As an Australian farmer, I find myself wondering if the professional protest group Friends of the Earth should consider renaming itself. I suggest “Foes of the Farmer.”
Recently, that organization released its annual assault on biotechnology in a report called “Who Benefits from GM Crops?” They attempted to portray farmers who plant genetically enhanced seeds as a bunch of corporate hayseeds who don’t know much about agriculture in general or their own businesses in particular.
That would be a lot of hayseeds--more than 13 million, according to the International Service for the Acquisition of Agri-Biotech Applications (ISAAA), which issued its 2008 report on the Global Status of GM crops last week.
The two new releases are a study in stark contrasts. Whereas “Foes of the Farmer” make thinly documented claims about the alleged failures of biotechnology, ISAAA focuses on the actual experiences of men and women who work the land. In 2008, we grew more biotech crops than ever before: more than 300 million acres (125 million hectares), an increase of more than 9 percent compared to a year earlier.
Why are so many farmers around the world taking up biotechnology so quickly? I believe it’s because the people who have the most direct stake in agricultural productivity think it’s a good idea. They have seen the difference crop biotechnology has made and understand that this is a wonderful technology for farmers and the environment.
Record-breaking years have become a routine for biotech crops. Since their commercialization in 1996, these plants have surged in popularity. Farmers now have grown an accumulated 2 billion acres of them, according to the ISAAA. That’s an incredible milestone. It took a decade for farmers to plant their first billion acres, but only three years to plant their second billion.
This remarkable development is possible because so many people benefit from GM crops. The benefits begin with farmers, who see their input costs decline and yields increase. That certainly has been my experience as a cotton grower in Australia. Since taking up biotechnology, we’ve reduced our pesticide applications by 85 percent. We also produce more fiber more reliably for every hectare of land and litre of water we devote to farming.
Consumers profit as well, even though they don’t always know it. At a time of financial turmoil around the world, these agricultural innovations are helping to keep food, feed and fiber bills in check. The ISAAA report says that in the United States, the economic gains associated with biotech crops since 1996 have been worth $44 billion. In 2007 alone, it was worth $10 billion. In the future, this figure will do nothing but increase.
Farmers appreciate all of these gains, which is why they’ve been so eager to take up GM crops. The vast majority--more than 90 percent or 12.3 million--are small, resource-poor farmers in places such as Burkina Faso, the Philippines, India and South Africa. They’re choosing to grow biotech cotton, and they’re making this choice because they’re witnessing the advantages of biotechnology firsthand.
India is home to about 5 million of these farmers.

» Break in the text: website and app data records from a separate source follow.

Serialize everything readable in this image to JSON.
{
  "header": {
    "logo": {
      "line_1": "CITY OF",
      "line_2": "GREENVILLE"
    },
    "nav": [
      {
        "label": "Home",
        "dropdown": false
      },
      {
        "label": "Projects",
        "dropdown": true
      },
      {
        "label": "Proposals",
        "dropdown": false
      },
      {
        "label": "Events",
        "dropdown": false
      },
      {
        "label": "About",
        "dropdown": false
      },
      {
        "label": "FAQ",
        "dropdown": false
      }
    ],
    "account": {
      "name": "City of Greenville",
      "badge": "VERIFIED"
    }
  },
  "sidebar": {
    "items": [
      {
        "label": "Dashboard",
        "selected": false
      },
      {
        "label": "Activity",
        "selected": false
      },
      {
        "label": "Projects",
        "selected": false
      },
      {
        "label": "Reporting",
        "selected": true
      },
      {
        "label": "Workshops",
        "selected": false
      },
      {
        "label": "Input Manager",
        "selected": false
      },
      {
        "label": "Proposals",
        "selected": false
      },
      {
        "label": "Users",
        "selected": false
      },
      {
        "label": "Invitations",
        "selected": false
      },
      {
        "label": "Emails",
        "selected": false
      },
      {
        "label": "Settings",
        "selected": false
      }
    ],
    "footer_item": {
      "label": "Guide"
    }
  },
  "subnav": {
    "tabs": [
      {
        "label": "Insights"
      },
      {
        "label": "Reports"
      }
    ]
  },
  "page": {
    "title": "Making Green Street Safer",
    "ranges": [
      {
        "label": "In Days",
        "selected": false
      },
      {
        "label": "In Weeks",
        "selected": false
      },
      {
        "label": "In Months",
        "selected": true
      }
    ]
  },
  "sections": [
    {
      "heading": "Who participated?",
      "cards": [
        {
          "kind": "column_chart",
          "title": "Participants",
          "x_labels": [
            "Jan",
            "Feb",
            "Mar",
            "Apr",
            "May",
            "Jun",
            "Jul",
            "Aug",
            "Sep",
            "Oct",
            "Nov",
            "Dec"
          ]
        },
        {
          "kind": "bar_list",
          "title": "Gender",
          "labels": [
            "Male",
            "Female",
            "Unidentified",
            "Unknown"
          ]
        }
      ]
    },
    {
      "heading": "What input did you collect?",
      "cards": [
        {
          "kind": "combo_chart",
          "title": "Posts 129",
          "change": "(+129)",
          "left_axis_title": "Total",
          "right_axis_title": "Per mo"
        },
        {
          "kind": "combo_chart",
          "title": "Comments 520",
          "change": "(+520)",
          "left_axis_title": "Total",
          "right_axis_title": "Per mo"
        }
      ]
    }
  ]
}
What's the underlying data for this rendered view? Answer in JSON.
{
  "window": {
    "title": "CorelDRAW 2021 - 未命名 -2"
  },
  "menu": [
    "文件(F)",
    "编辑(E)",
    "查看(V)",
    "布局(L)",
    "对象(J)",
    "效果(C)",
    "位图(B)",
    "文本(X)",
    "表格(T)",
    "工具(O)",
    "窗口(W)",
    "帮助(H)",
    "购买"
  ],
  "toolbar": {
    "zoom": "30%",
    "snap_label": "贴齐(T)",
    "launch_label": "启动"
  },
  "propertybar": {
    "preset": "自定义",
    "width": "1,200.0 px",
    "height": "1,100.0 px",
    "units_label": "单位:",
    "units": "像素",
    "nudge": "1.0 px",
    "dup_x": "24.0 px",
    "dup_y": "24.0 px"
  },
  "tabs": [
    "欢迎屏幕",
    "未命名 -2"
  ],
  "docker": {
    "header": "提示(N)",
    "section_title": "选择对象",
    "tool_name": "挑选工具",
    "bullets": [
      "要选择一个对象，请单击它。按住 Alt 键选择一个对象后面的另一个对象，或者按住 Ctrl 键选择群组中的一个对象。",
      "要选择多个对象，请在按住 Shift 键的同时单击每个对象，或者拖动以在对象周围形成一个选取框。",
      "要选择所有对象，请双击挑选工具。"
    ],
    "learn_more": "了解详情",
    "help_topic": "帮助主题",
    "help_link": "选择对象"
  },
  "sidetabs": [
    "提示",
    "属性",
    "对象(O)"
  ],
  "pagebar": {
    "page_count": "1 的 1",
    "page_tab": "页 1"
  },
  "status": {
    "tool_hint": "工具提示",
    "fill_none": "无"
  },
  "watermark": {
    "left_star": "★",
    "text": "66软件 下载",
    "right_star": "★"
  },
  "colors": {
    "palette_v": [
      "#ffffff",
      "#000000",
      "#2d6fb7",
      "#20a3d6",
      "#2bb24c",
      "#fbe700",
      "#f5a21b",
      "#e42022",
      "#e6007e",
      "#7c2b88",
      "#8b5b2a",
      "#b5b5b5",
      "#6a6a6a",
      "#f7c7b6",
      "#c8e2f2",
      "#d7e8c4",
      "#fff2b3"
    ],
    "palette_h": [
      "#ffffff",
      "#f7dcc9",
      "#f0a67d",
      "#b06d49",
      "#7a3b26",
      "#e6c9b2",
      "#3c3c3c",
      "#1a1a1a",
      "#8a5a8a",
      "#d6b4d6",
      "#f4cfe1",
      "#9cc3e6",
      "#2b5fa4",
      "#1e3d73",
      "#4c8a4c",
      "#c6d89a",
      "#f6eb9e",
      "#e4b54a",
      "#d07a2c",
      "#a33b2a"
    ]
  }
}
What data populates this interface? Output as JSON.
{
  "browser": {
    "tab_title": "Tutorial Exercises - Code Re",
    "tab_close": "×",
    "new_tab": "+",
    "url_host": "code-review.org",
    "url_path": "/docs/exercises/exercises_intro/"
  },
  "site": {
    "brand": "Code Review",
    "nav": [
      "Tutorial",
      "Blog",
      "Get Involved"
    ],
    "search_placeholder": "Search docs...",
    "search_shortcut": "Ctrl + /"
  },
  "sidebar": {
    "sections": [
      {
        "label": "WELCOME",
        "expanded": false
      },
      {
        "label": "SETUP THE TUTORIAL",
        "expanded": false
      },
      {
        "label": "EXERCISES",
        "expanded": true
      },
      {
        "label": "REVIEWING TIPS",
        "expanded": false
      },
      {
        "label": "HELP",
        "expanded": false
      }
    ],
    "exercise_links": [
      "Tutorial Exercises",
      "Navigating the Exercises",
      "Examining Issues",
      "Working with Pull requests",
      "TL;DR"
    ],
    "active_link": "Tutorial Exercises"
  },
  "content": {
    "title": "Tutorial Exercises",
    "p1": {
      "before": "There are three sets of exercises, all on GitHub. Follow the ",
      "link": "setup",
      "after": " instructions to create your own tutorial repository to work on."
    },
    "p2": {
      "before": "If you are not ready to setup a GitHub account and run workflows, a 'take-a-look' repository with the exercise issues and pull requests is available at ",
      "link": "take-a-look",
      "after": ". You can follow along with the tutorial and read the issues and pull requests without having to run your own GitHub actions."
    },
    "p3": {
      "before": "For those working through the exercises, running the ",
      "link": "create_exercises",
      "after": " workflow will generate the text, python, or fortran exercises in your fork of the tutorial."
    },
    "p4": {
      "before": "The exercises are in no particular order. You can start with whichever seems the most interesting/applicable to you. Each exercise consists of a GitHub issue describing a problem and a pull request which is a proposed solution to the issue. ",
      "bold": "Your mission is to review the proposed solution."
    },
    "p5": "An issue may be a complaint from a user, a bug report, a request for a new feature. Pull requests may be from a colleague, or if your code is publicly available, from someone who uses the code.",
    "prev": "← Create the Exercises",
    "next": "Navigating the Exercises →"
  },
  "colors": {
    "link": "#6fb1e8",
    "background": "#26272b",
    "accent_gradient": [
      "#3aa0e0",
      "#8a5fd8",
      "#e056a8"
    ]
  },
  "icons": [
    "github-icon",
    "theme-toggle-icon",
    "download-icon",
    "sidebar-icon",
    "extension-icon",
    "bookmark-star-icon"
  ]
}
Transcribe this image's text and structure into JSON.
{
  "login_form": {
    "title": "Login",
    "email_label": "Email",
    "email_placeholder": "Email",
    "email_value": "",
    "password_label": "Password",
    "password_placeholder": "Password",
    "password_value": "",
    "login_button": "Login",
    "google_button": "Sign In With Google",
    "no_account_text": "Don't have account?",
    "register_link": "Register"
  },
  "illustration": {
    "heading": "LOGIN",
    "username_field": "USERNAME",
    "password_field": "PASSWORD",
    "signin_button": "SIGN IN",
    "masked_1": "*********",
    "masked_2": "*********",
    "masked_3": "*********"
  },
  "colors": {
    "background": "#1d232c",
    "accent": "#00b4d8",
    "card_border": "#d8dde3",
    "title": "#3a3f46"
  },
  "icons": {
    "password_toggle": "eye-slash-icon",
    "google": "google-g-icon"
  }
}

Because of biotechnology, their yields have gone up by 31 percent and insecticide applications have dropped by 39 percent. Many of these gains have led to an improved quality of life. “In contrast to the families of farmers planting conventional cotton,” says the ISAAA report, “families of Bt cotton farmers enjoyed emerging welfare benefits including more prenatal care and assistance with at-home births for women, plus a higher school enrollment of their children, a higher percentage of whom were vaccinated.”
One of the biggest early benefits that Australian farmers saw was being able to spend weekends and evenings with their families through the spraying season which was no more.
Biotech farmers now inhabit 25 nations, whose citizens make up more than half of the world’s population. The ISAAA labels 14 of these nations as “biotech mega-countries” because their farmers plant at least 50,000 hectares of GM crops (equivalent to more than 123,000 acres). The largest grower is the United States, which accounts for almost half of all biotech acreage. Next in order comes Argentina, followed by Brazil, India, and Canada. An additional 30 countries don’t grow GM crops but permit the importation of biotech products for human and animal consumption.
In addition to contributing to economic sustainability, GM crops also provide an environmental edge. Because they’re more productive, they reduce the pressure to convert wilderness into farmland. The ISAAA estimates that biotechnology already has conserved more than 106 million acres of land.
So let’s return to that opening question: “Who Benefits from GM Crops?” The answer, it turns out, is just about everyone.
Jeff Bidstrup and his family grow cotton, wheat, sorghum and chickpeas in Queensland, Australia. Jeff is the national convenor of the Producers Forum, an organization of farmers whose vision is to ensure timely access to agricultural biotechnologies for the economic, social and environmental benefits of all Australians. Mr. Bidstrup is a member of the Truth About Trade & Technology Global Farmer Network and the 2008 recipient of the Kleckner Trade and Technology Advancement award.